Why pay $134 per hour for your information technology services when you can pay $291? Recently-awarded state of Connecticut IT contracts present precisely this question and, if history is any guide, some agencies will choose the more expensive option.
The town of Farmington, population 26,000, will vote Thursday on a school construction project that has sparked debate with its price tag of $135 million.
The plan to construct an entirely new high school will take four years to complete but Connecticut’s dire fiscal situation has some town officials and members of the public concerned about the scope and size of the project.
For a minute let’s set aside Connecticut’s desperate need for a budget that gets us off the deficit rollercoaster and celebrate the legislative successes of this session. These are the kind of bills that can help turn Connecticut around. Two bills (Senate Bill 191 and...

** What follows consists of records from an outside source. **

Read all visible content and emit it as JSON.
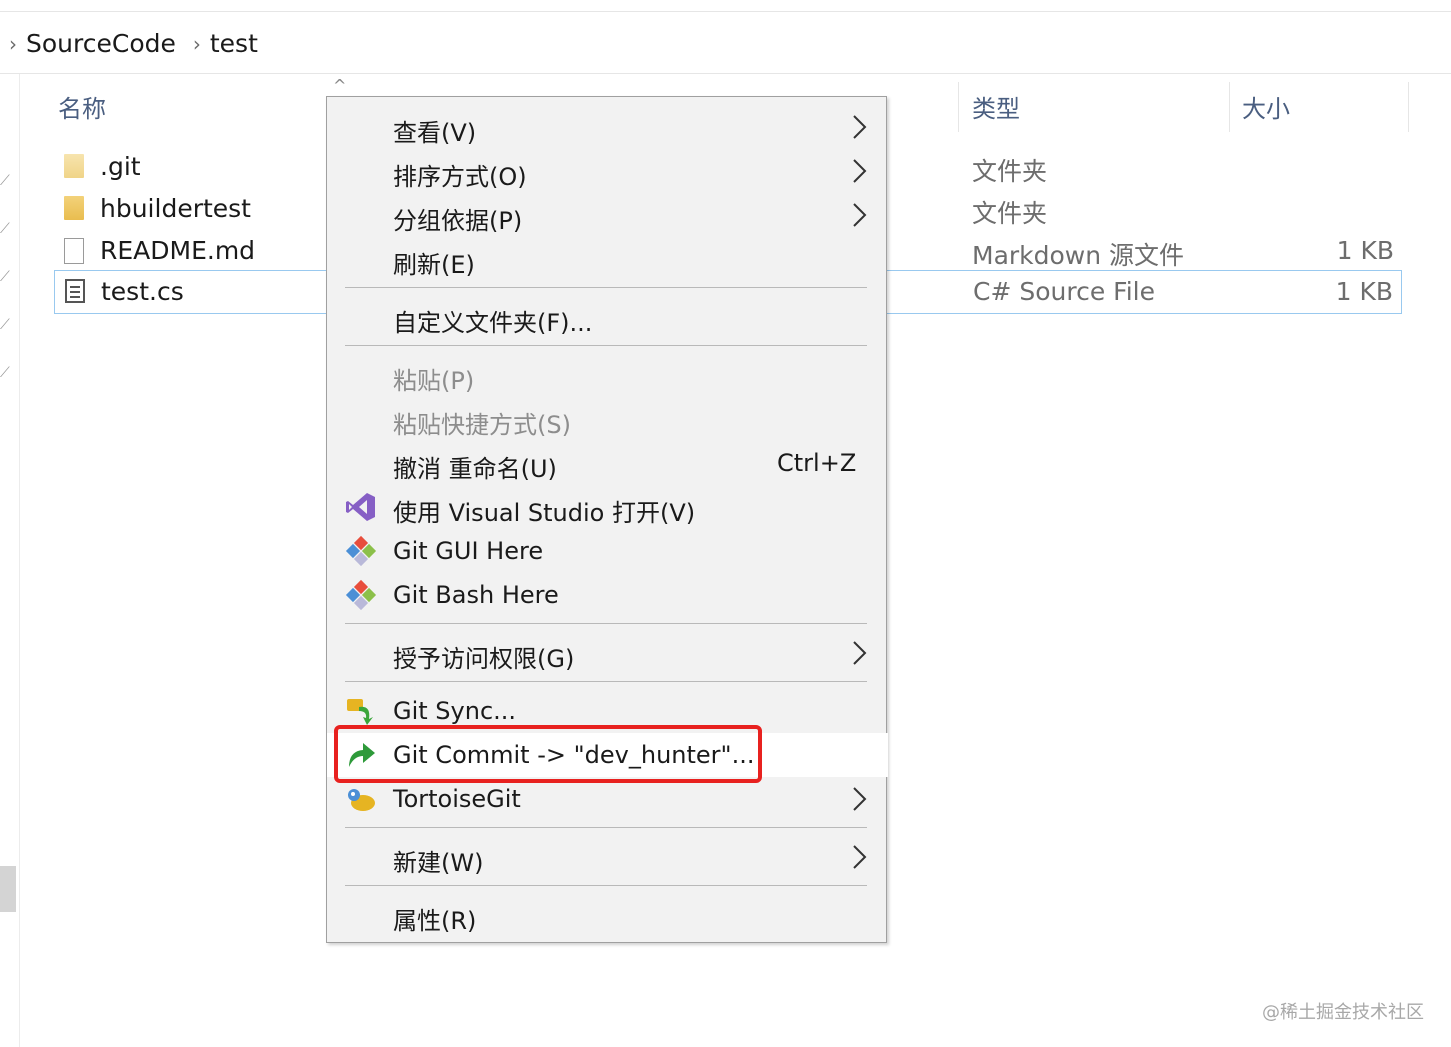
{
  "breadcrumb": {
    "items": [
      "SourceCode",
      "test"
    ]
  },
  "columns": {
    "name": "名称",
    "type": "类型",
    "size": "大小"
  },
  "files": [
    {
      "name": ".git",
      "type": "文件夹",
      "size": "",
      "icon": "folder-icon"
    },
    {
      "name": "hbuildertest",
      "type": "文件夹",
      "size": "",
      "icon": "folder-icon"
    },
    {
      "name": "README.md",
      "type": "Markdown 源文件",
      "size": "1 KB",
      "icon": "file-icon"
    },
    {
      "name": "test.cs",
      "type": "C# Source File",
      "size": "1 KB",
      "icon": "cs-file-icon",
      "selected": true
    }
  ],
  "context_menu": {
    "view": "查看(V)",
    "sort": "排序方式(O)",
    "group": "分组依据(P)",
    "refresh": "刷新(E)",
    "customize": "自定义文件夹(F)...",
    "paste": "粘贴(P)",
    "paste_shortcut": "粘贴快捷方式(S)",
    "undo_rename": "撤消 重命名(U)",
    "undo_shortcut": "Ctrl+Z",
    "open_vs": "使用 Visual Studio 打开(V)",
    "git_gui": "Git GUI Here",
    "git_bash": "Git Bash Here",
    "grant_access": "授予访问权限(G)",
    "git_sync": "Git Sync...",
    "git_commit": "Git Commit -> \"dev_hunter\"...",
    "tortoisegit": "TortoiseGit",
    "new": "新建(W)",
    "properties": "属性(R)"
  },
  "colors": {
    "highlight": "#e8211f",
    "header_text": "#4a5e80",
    "selection_border": "#99c9ef"
  },
  "watermark": "@稀土掘金技术社区"
}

If legislation to construct a third casino in East Windsor passes, a blackjack dealer will have to pay more to the state for a gaming license than the developers of the estimated $300 million resort.
State representative from near-bankrupt Hartford draws teacher’s salary while working full-time for union
When Joshua Hall left his teaching position at Hartford’s Weaver High School in 2008 to work for the Hartford Federation of Teachers, he didn’t give up his salary. Instead, Hartford schools continued to pay him as vice president of the union, with the union only partially reimbursing the schools.
The practice of Connecticut’s near-bankrupt capital city paying union workers attracted little notice until April when Hall won a seat in the state house by special election as a member of the Working Families Party.
Boston Globe columnist Shirley Leung wrote last week that Hartford’s worst-kept secret was Aetna’s desire to get out of Connecticut and encouraged the insurance giant to relocate to Boston. The column made big news in Connecticut but Massachusetts officials have been hoping for an Aetna move for since 2015.